Review On "The Unseen Hand" and "Killer's Head"


Joan Alperin

Writer, Registered Critic


When I think of the late Sam Shepard, his plays Fool for Love, True West, Buried Child and Curse of the Starving Class usually come to mind. I was totally unfamiliar with Killer’s Head and The Unseen Hand now playing as a double bill at the Odyssey in celebration of the theater’s 50th anniversary.

Killer’s Head first premiered at New York’s American Place Theatre in 1975 starring a then unknown Richard Gere. As part of the Odyssey’s Circa ’69 season, this ten-minute rambling monologue stars Steve Howey and will be played by several other actors throughout the run, including Dermot Mulroney. A blindfolded man is strapped into an electric chair as he awaits execution. It took me a few minutes to understand what was happening, as the murderer goes on and on about buying a new pickup truck and horse breeding and training. How avant-garde is the writing? The most interesting part was at the end: after a jarring light and loud noise, the man dies. I have no idea why Shepard wrote it. It’s James Joyce, Ambrose Bierce, and Sam Beckett on an LSD trip. Only Shepard cultists need apply.

Luckily the second play on the bill is much more interesting. The Unseen Hand is E.T. meets the Old West in Azusa. Meet the 120-year-old Blue Morphan (the excellent Carl Weintraub) who has been living for 20 years in the back of his broken-down 1951 Chevy convertible on the side of a highway.

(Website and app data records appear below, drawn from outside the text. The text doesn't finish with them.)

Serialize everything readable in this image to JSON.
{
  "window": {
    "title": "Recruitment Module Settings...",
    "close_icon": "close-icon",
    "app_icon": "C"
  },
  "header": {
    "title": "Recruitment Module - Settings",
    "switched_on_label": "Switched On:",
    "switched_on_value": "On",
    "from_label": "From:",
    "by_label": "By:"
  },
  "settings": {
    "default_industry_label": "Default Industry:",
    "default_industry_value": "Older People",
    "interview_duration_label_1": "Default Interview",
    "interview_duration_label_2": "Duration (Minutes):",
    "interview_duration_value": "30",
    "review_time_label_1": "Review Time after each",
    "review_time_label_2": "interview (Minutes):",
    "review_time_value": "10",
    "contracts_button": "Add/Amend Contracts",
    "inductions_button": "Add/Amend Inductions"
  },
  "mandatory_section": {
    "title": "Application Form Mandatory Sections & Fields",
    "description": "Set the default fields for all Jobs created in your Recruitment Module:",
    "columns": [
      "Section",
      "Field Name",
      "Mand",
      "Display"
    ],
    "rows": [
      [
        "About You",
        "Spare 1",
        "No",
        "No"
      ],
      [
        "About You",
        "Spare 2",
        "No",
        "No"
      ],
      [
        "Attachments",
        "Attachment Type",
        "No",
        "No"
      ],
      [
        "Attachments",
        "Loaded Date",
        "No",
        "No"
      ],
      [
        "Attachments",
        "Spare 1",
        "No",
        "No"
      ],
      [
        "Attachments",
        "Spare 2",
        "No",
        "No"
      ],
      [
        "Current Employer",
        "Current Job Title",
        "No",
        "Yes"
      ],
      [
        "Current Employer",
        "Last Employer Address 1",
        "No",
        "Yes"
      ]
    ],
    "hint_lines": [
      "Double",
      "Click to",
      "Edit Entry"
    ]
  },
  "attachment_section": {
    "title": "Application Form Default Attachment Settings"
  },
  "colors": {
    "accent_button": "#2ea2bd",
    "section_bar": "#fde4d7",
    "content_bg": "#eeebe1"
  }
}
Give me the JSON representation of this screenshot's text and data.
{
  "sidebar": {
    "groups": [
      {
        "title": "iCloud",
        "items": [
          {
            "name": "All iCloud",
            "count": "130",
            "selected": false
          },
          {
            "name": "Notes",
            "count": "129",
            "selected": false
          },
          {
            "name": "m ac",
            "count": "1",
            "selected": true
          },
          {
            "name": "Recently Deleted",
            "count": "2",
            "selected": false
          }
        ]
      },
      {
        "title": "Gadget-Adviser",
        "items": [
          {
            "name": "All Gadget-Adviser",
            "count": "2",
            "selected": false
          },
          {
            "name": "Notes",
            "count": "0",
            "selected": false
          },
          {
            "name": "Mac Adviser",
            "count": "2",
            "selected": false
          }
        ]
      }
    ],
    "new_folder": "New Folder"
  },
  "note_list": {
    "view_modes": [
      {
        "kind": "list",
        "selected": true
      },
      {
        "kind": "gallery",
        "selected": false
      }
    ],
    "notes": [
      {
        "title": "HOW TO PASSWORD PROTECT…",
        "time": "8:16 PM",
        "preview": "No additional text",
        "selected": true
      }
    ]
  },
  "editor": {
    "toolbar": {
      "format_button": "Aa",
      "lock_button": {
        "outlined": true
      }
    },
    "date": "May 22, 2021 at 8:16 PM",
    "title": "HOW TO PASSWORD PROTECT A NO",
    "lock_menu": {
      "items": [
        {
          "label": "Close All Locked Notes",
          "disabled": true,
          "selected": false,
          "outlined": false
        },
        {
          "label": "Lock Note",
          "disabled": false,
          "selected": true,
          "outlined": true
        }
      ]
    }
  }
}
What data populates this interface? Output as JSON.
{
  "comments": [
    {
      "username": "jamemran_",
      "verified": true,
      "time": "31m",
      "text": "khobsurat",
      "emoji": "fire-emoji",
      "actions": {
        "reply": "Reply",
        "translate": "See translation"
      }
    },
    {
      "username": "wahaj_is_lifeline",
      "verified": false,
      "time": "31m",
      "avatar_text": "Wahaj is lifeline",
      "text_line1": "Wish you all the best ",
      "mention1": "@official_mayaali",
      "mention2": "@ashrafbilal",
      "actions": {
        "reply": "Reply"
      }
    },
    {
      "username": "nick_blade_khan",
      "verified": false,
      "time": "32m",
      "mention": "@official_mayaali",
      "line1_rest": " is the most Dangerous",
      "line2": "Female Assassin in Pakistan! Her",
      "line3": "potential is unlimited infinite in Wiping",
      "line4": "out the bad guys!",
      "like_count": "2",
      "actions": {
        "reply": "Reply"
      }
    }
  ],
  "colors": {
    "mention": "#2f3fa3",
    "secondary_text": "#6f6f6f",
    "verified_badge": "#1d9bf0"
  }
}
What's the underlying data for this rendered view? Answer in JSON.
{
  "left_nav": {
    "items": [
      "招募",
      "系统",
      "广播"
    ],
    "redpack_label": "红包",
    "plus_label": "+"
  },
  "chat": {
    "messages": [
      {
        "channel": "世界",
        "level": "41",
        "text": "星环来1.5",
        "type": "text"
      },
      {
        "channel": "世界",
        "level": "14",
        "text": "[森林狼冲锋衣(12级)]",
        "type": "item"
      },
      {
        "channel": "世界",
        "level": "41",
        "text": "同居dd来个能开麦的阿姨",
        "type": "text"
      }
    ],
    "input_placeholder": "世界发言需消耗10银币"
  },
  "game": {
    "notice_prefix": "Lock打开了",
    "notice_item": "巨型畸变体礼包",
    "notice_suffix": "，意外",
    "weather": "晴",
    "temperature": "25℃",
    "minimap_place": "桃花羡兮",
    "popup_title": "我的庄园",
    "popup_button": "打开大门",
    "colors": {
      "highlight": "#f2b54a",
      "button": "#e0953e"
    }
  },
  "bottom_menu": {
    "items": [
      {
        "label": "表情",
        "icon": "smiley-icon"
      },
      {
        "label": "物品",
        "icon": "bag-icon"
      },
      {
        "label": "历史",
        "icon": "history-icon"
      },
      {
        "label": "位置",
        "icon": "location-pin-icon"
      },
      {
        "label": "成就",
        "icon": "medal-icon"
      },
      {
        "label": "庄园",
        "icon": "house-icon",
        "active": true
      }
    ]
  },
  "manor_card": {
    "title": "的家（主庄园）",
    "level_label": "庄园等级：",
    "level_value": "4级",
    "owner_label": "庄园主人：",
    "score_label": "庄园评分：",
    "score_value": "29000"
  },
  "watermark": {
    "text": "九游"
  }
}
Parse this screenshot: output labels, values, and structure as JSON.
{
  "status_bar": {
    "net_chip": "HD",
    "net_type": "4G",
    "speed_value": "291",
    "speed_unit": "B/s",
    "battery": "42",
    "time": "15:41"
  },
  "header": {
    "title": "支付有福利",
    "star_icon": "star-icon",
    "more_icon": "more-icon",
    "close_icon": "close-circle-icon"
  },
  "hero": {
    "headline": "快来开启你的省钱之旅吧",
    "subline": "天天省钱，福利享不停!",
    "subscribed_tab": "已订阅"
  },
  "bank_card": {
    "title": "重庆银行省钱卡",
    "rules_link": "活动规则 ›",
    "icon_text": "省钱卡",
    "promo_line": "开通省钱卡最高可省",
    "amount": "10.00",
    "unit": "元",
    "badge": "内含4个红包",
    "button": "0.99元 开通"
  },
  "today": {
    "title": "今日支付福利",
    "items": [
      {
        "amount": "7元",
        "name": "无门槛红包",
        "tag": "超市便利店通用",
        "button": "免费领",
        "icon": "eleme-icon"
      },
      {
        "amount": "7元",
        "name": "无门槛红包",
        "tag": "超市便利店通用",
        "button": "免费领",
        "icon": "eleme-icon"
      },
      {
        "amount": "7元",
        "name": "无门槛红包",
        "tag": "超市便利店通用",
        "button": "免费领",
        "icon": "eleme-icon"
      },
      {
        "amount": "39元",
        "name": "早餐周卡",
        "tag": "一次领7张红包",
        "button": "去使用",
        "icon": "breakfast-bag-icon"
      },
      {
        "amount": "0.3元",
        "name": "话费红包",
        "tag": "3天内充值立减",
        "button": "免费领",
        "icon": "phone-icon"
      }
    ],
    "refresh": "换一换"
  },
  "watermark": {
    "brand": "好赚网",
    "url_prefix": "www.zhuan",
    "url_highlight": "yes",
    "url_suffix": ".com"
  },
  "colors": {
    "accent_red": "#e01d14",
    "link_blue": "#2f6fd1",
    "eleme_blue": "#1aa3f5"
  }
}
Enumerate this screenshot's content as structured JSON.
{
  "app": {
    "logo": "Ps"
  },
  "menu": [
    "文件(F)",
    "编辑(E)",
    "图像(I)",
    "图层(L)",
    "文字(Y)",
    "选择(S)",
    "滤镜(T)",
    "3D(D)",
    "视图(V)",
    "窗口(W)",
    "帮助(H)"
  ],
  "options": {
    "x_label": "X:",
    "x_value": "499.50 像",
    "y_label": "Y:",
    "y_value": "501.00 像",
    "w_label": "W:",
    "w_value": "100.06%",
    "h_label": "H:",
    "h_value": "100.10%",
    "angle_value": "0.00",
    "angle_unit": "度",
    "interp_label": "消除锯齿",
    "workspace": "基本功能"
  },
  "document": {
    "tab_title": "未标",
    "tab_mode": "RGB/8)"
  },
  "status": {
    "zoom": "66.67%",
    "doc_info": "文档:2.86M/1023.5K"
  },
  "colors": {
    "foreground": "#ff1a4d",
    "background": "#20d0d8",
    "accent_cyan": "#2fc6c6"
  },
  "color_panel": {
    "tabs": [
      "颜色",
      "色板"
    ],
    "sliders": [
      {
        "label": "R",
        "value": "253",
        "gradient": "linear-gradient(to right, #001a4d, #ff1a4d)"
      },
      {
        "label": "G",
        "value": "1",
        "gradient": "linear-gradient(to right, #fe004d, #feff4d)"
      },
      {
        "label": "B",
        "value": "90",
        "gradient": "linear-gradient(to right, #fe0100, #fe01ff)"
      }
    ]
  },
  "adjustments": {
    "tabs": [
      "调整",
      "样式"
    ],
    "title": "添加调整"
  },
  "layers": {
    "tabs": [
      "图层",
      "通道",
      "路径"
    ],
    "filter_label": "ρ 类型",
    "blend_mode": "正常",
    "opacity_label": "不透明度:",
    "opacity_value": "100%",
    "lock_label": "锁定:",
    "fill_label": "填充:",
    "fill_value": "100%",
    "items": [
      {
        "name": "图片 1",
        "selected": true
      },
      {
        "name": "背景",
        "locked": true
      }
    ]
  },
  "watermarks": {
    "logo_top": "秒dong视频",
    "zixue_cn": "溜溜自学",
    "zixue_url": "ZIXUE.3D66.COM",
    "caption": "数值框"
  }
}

Joan was born in Brooklyn and spent many years working as an actress in New York City. Even though she traveled extensively, Joan couldn't imagine living anywhere else.. Well one day, she met someone at a party who regaled her with stories about living in L. A. specifically Topanga Canyon. A few weeks later she found herself on an airplane bound for Los Angeles. Joan immediately fell in love with the town and has been living here for the last twenty years and yes, she even made it to Topanga Canyon, where she now resides, surrounded by nature, deer, owls and all kinds of extraordinary alien creatures.. Joan continued acting, but for the last several years (besides reviewing plays and film) she has been writing screenplays. Joan was married to a filmmaker who created the cult classic films, (way before she knew him) Faces of Death.